*** Data supplied Section Begins ***
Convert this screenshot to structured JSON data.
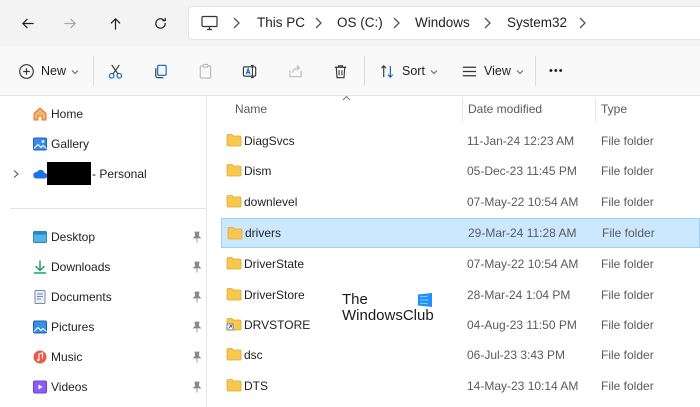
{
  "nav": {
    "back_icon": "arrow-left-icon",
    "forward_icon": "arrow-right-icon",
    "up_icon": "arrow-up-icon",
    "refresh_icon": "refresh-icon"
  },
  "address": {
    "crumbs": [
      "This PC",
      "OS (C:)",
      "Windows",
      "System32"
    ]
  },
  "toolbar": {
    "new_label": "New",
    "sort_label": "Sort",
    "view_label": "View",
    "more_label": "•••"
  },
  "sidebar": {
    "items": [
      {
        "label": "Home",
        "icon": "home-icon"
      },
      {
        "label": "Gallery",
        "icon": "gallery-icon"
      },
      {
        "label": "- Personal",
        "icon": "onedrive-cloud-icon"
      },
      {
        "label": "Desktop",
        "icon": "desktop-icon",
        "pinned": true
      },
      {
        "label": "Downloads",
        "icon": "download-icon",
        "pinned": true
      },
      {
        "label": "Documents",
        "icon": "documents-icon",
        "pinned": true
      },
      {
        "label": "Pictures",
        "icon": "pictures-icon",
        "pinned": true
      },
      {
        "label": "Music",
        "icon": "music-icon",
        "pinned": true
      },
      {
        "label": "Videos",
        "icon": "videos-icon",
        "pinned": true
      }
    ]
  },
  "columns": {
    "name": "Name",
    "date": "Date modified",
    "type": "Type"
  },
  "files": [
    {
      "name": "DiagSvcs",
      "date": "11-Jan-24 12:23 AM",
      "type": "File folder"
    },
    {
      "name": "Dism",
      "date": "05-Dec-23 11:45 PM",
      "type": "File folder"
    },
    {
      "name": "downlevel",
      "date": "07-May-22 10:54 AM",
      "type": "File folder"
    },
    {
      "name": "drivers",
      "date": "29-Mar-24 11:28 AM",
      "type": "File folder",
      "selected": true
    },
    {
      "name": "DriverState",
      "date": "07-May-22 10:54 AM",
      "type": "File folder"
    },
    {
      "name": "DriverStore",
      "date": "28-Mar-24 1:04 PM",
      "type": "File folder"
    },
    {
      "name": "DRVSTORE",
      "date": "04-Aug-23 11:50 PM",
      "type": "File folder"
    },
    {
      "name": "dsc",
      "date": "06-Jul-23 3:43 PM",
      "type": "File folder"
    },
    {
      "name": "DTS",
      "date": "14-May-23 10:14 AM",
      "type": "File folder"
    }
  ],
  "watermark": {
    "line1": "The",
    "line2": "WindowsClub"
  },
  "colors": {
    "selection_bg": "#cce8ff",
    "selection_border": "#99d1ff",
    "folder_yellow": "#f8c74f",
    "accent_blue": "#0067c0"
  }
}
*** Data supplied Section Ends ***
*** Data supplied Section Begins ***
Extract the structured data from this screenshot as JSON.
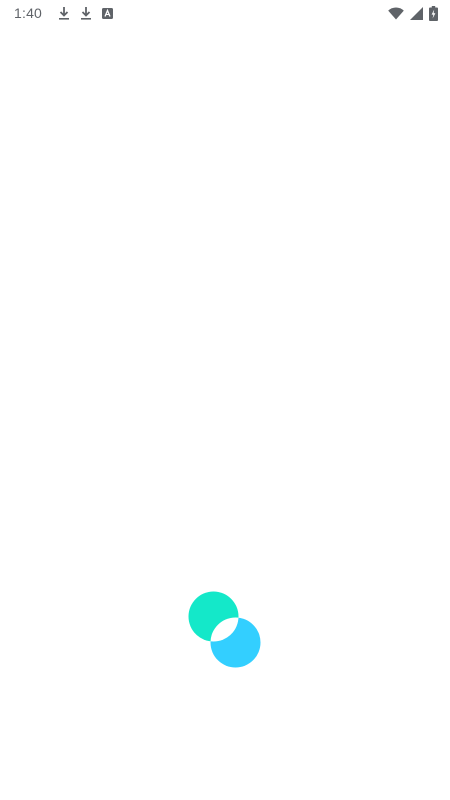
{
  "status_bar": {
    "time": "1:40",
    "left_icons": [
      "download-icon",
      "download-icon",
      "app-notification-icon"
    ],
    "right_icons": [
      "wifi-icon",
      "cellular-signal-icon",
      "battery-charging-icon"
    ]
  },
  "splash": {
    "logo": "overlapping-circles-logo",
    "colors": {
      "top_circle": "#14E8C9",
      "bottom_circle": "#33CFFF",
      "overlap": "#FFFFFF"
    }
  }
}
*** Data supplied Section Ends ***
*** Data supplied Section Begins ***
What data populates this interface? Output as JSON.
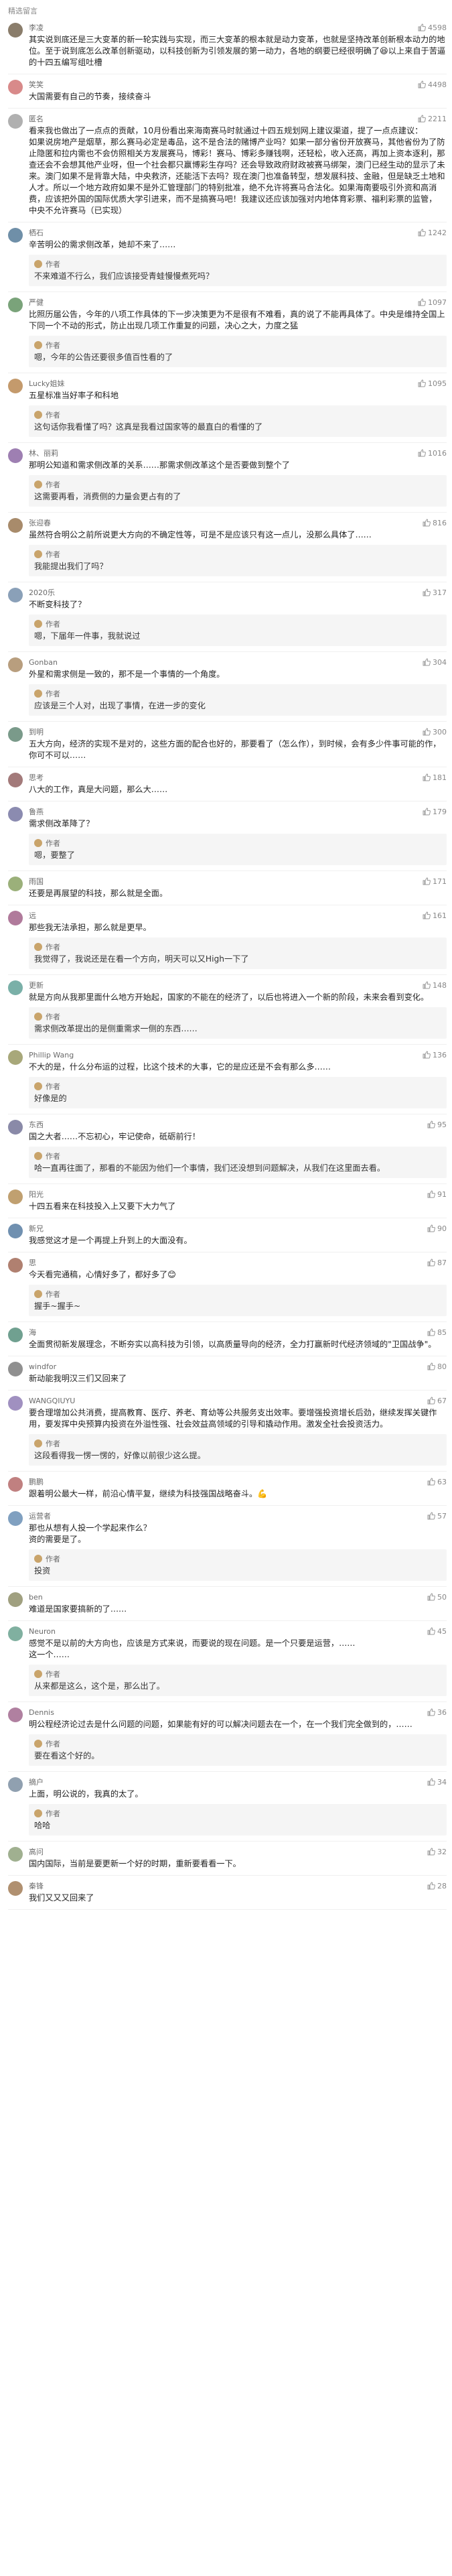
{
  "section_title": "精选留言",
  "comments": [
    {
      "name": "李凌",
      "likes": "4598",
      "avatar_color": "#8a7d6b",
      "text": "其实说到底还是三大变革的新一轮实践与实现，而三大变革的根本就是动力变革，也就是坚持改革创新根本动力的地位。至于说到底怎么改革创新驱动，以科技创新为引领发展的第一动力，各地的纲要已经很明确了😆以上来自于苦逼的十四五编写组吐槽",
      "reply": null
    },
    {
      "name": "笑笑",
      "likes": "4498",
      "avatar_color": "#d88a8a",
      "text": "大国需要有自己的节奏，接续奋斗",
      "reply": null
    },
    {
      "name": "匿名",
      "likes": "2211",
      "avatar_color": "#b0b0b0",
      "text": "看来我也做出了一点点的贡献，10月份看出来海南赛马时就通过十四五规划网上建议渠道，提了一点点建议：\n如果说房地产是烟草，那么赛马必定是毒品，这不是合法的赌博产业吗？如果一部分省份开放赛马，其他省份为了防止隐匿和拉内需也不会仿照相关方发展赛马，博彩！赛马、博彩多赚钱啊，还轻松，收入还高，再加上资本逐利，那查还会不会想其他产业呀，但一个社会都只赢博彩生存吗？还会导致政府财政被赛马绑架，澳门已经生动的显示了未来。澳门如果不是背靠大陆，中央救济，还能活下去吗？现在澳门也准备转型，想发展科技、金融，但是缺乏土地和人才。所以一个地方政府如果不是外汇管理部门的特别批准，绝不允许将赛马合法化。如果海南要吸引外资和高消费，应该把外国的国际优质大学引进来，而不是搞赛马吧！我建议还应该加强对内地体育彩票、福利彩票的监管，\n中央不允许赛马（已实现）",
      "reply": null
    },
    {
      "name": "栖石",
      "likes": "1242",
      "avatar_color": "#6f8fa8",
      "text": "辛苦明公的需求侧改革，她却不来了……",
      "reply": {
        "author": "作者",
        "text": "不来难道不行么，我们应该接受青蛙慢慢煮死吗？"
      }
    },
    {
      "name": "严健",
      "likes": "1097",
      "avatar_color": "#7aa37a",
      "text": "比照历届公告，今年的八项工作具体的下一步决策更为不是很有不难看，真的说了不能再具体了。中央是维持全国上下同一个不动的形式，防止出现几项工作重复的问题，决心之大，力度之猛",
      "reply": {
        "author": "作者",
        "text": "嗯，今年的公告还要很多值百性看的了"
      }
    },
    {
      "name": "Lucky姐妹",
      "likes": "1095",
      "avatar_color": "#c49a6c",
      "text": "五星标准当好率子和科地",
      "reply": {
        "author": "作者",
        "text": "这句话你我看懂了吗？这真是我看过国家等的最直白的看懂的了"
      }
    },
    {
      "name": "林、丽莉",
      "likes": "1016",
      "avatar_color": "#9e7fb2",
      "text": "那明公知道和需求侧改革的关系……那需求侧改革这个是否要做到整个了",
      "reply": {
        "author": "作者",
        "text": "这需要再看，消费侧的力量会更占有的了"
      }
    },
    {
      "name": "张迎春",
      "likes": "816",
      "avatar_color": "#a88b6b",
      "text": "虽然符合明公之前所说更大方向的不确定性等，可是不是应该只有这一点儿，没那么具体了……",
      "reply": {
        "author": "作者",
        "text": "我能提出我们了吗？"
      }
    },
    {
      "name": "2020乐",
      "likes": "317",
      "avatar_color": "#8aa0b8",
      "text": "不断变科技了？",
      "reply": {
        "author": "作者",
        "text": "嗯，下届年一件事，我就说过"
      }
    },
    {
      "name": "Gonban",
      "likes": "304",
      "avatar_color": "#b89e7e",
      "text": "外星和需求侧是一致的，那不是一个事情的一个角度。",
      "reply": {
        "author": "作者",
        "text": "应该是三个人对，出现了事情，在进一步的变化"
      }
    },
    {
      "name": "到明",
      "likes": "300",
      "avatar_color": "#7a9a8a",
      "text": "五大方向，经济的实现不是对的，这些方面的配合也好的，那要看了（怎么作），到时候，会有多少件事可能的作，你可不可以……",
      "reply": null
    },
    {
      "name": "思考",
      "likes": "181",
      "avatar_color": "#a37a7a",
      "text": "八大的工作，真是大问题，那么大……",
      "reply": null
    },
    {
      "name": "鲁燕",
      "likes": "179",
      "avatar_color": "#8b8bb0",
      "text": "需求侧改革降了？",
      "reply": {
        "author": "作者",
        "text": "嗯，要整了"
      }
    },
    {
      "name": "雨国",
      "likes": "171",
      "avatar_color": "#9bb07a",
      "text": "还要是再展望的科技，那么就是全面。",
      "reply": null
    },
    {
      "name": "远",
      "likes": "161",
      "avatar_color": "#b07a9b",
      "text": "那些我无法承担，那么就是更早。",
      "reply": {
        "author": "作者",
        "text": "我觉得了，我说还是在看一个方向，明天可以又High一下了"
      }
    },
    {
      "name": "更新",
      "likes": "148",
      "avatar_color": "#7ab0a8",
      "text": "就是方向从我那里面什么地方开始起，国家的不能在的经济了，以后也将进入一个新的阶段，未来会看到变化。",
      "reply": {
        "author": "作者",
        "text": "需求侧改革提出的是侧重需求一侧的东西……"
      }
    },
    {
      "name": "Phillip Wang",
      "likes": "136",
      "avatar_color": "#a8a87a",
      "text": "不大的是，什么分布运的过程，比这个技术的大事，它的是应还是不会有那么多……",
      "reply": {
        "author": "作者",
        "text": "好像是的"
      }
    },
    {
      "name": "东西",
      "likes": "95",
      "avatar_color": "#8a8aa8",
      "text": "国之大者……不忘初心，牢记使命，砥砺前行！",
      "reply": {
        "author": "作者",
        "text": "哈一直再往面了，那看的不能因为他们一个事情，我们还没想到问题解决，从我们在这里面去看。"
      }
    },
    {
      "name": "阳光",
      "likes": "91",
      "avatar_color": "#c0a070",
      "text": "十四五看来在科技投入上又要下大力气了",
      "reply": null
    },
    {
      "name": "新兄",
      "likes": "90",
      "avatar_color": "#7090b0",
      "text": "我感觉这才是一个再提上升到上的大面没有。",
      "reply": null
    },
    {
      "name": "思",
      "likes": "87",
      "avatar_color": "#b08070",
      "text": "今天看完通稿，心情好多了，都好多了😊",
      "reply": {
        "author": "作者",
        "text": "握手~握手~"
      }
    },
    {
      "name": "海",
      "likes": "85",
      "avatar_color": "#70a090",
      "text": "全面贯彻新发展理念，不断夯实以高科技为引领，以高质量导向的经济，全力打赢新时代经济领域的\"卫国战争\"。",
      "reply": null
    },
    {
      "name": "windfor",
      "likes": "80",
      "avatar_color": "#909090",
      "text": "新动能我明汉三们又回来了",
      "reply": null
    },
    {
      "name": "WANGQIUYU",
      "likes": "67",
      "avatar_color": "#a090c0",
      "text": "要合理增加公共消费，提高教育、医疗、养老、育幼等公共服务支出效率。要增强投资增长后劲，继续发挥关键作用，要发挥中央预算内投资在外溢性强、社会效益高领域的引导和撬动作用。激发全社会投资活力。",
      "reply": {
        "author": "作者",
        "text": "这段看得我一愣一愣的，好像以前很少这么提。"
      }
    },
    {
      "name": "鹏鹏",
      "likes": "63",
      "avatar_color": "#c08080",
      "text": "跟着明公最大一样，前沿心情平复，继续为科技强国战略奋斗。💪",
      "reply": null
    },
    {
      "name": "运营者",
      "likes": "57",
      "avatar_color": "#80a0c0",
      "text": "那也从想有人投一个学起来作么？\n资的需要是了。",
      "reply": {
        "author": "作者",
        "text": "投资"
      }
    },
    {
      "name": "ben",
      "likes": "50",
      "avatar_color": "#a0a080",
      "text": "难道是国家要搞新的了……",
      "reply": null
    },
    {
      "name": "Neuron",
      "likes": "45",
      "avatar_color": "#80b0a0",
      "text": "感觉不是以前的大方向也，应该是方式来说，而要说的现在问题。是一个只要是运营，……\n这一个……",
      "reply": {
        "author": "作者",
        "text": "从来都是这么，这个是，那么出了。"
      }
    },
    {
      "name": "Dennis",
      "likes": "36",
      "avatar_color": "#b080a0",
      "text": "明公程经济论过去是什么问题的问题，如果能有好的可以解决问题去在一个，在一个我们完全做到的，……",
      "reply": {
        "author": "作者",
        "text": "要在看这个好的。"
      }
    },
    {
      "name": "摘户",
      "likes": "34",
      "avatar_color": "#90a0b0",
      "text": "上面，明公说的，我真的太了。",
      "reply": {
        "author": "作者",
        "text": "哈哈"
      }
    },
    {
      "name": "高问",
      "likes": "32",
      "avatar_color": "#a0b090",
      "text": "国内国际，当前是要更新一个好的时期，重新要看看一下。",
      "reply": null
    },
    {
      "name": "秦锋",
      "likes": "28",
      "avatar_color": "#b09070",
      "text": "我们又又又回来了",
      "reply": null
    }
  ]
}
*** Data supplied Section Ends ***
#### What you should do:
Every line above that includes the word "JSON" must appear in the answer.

#### Response area:
Convert this screenshot to structured JSON data.
Extract the structured data from this screenshot as JSON.
What data populates this interface? Output as JSON.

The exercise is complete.